This week the fine line which exists between artistic concepts and the way young girls are portrayed by the media has been debated. Sia’s new video for her track “Elastic Heart” casts the incredibly talented Maddie Ziegler of Dance Moms, who also danced the lead in Sia’s previous single, “Chandelier.” While pre-pubescent girls in skin-colored leotards dancing are nothing new (there have been centuries of ballet dancers who have worn much the same costumes), the latest video sees a nearly nude Shia LaBoeuf dancing with Maddie. There have been concerns raised about the potential pedophilic undertones in the video, prompting Sia to respond with a statement apologizing to those who feel upset by it. But is this a case of a storm in a teacup or a legitimate concern about the portrayal and use of young girls in music videos? Same old media frenzy that happens when women don’t stick to the usual tropes of music videos or a valid argument about the need to be especially vigilant of how young girls are featured in the media to avoid early sexualization? With a media storm brewing, here’s a look at the top five most controversial videos by female artists. Comment below and let’s join the debate.

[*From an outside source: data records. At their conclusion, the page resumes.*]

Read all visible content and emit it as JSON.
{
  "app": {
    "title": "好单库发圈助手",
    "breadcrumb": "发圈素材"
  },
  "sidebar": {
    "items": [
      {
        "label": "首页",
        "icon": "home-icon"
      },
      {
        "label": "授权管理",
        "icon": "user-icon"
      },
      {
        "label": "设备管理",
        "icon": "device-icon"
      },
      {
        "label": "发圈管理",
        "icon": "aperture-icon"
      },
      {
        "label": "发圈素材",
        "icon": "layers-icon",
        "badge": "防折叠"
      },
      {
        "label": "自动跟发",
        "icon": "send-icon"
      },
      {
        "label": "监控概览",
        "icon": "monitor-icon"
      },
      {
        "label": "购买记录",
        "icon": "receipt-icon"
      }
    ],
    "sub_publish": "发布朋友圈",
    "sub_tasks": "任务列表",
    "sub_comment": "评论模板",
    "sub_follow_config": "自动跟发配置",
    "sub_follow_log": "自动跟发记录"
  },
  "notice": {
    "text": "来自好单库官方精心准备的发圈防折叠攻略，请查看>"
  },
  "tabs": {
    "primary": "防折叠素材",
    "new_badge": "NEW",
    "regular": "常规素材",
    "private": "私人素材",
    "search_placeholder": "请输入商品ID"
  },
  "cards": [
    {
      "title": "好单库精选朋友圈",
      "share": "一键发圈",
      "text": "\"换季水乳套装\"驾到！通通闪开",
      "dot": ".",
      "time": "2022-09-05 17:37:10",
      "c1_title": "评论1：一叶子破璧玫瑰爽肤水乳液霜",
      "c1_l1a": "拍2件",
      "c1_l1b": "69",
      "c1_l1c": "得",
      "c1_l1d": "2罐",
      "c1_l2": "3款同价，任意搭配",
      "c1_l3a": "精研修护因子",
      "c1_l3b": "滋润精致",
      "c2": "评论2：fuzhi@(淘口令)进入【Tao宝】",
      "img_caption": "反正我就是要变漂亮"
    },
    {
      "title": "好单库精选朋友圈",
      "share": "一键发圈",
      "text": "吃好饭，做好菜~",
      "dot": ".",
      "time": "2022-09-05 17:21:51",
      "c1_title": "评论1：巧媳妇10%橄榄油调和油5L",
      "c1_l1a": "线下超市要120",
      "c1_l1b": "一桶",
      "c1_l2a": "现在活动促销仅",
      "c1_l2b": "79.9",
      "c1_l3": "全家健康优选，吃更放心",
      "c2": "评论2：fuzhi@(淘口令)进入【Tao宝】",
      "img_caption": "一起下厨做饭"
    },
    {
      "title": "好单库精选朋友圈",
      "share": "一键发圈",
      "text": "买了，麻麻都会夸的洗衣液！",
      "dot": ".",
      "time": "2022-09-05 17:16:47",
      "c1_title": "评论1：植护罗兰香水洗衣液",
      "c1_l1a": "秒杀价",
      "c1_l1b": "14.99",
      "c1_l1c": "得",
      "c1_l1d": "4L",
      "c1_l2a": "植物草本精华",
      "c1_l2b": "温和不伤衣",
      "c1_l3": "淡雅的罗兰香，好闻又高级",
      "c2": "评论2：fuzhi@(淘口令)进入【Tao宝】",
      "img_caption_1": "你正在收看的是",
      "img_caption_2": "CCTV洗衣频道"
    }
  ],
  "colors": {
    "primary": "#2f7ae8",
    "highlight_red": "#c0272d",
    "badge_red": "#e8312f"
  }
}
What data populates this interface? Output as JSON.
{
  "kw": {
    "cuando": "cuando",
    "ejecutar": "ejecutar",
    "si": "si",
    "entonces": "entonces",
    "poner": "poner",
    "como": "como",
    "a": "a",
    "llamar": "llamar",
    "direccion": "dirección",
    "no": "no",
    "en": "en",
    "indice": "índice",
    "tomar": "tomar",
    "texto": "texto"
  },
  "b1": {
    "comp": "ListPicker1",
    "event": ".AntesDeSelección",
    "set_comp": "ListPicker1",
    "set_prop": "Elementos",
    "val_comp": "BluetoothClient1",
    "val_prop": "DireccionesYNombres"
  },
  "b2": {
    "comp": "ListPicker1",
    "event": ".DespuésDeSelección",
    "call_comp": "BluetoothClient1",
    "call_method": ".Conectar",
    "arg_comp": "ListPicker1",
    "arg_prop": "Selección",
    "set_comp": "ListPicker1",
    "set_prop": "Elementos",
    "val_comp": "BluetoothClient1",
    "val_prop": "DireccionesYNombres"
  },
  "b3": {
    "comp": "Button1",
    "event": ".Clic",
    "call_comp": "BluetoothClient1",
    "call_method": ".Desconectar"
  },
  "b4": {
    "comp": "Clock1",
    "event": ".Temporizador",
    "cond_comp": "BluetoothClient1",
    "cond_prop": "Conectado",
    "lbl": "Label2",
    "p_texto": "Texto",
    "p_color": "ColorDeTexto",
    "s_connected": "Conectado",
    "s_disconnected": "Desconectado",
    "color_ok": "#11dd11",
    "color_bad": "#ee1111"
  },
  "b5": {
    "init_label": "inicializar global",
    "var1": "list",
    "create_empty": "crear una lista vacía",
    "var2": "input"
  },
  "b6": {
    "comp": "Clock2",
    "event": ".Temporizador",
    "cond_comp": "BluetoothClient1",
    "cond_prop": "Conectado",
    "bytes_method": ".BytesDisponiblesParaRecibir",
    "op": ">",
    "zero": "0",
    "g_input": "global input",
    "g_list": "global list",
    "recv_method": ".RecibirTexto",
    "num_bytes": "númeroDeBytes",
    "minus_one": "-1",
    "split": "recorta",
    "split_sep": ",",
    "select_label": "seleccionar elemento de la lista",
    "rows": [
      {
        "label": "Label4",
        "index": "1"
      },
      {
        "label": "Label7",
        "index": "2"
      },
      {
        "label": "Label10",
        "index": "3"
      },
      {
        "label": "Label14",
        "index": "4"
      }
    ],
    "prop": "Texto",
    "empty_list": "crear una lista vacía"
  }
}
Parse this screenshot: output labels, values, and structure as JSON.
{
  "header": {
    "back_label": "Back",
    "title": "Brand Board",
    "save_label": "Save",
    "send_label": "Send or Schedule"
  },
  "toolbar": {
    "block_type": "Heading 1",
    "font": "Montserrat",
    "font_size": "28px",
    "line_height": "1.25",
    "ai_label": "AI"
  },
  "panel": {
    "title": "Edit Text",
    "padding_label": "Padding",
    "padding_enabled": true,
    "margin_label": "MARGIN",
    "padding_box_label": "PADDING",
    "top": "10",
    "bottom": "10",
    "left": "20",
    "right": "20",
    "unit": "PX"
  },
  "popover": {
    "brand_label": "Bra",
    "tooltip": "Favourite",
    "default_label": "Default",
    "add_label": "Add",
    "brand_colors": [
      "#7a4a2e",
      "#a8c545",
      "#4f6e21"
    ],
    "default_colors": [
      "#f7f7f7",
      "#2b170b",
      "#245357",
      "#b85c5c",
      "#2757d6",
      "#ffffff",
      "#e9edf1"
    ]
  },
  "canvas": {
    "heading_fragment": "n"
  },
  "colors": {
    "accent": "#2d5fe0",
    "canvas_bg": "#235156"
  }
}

Rihanna “Man Down”
A video that starts with the premeditated murder of Rihanna’s former lover and then slides into a ridiculously catchy reggae style song by the Princess of Pop features highly on many “most watched videos” lists. But this video’s controversy comes from Rihanna’s reasons for shooting the man. Although the lyrics state that she doesn’t know why she’s killed him, the video shows this to be a retaliation for sexual harassment or rape.
Lady Gaga and Beyonce “Telephone”
An all-female jail plus choreographed dance routines in studded leather underwear and a pair of glasses made from still-lit cigarettes. The most eco-friendly hair rollers known to man. A few fist fights and a lingering lesbian kiss. We could keep going, but all you really need to know is that any video starring divas like Lady Gaga and Queen Bey is going to take things to new levels. But mostly people were outraged by the lesbian kiss and use of the word “motherfucker.” That and the high body count due to Gaga’s skills in the kitchen. A word of warning to all Little Monsters out there, it’s probably best to leave Mother Monster out of the kitchen.
Erykah Badu “Window Seat”
Needless to say, any pop video that references JFK’s assassination walks a thin line between being much loved and much hated. Erykah pushes boundaries by having a beautiful and heartfelt song playing while she walks the route the President’s car took on that fateful day. A stripped-back melody is mirrored by Badu as she strips off while walking before ending on a powerful message the depiction of which has caused outrage in some quarters.
Madonna “Like A Prayer”
An opening shot of burning crosses referencing the Ku Klux Klan’s racism and intimidating techniques is always going to spell controversy. The original boundary pushing pop superstar, Madonna, started the trend for religious iconography found in the work of Lady Gaga and the like. The real issue at the time of its release was the depiction of a black Jesus. Little did the critics know that in a few decades Morgan Freeman would be widely recognized as ‘The voice of God’ after the film Bruce Almighty.
M.I.A “Born Free”
M.I.A comes from a background of controversy, with family ties to the Tamil Tigers, a nationalist group who sought an independent state in Sri Lanka for the Tamil people. The video shocked people with the violence it depicts, as well as the theme of ethnic cleansing as people with ginger hair are rounded up by military figures and are then killed. A light-hearted pop video this is not.
Other notable videos include Natalia Kills’ “Kill My Boyfriend,” which as the name suggests, is about domestic violence; Miley Cyrus’ “Wrecking Ball,” which has entered into pop culture in a big way, cementing Miley as a controversial figure; and Bjork’s “Pagan Poetry,” in which the pop oddity, who constantly pushes boundaries of music and expression, sings while graphic sex scenes are shown, with one depicting skin crawling threading of strings of pearls. Through skin. And nipples. Be warned.
Title image source: rollingstone.com